In addition to the quality of the fabric I chose for this skirt, I also took care in making it with couture techniques that will prevent the it from taking on a new shape or becoming distressed in areas of greater wear.

I marked the seamlines with chalk and measured 1.5 inches around each pattern piece before cutting. I basted the side seams before stitching, carefully matching the pattern’s seam-lines as I went. That extra step made the skirt lay exactly straight and even. Then I trimmed the seams to one inch seam allowance, finished the edges, and used a herringbone stitch to hold the seams open and flat against the skirt to prevent unwanted stretching or catching. I also took care with the closures to ensure there would be no extra pulling at the waist by adding two buttons and a hook and eye to the inside of the waistband. I used waxed thread and a hand buttonhole stitch over machine-stitched buttonholes to prevent  tearing.


In few days there will be snow sticking to my neighbor girls’ eyelashes and we will all either be bundled in coats with boots or under blankets with books.

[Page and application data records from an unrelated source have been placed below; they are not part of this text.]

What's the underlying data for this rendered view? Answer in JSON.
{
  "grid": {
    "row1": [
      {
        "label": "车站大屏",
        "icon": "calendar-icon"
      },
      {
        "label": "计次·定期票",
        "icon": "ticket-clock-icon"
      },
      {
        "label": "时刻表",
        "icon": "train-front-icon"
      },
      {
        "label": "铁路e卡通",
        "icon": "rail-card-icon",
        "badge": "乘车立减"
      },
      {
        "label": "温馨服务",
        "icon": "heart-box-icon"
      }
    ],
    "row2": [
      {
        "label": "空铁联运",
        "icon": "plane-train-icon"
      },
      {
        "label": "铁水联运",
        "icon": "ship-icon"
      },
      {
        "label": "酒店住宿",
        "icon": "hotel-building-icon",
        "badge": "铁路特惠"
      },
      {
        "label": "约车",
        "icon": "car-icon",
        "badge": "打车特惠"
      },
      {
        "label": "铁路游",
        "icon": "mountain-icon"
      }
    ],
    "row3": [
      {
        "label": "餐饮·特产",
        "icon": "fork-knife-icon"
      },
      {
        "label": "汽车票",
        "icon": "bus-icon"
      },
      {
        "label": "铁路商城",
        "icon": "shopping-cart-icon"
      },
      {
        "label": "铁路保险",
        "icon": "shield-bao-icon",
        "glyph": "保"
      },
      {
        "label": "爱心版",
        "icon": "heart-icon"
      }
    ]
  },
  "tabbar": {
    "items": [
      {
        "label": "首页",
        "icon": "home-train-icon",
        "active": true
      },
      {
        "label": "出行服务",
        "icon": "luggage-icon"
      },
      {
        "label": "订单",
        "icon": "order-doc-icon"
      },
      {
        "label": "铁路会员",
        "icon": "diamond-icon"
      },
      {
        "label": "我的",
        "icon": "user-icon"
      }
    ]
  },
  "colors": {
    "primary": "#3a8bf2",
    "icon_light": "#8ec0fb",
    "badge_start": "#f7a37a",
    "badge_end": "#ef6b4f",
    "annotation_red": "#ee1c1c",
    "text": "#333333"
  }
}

Today I can wear the skirt with a T and light cardigan, but a chinky sweater and boots with leggings will look just as good on the cooler days. Transitions aren’t always smooth or dependable; that’s what keeps things exciting. The gift, in my opinion is being able to choose how to smooth them over with a cheerful outlook and the perfect outfit

Blue to Green to Yellow, to Orange, to Red, and so on.

 

Grace's Custom Embellished Denim Jacket

Grace's Custom Embellished Denim Jacket

Desert Flower: How to Personalize Vintage Denim

Desert Flower: How to Personalize Vintage Denim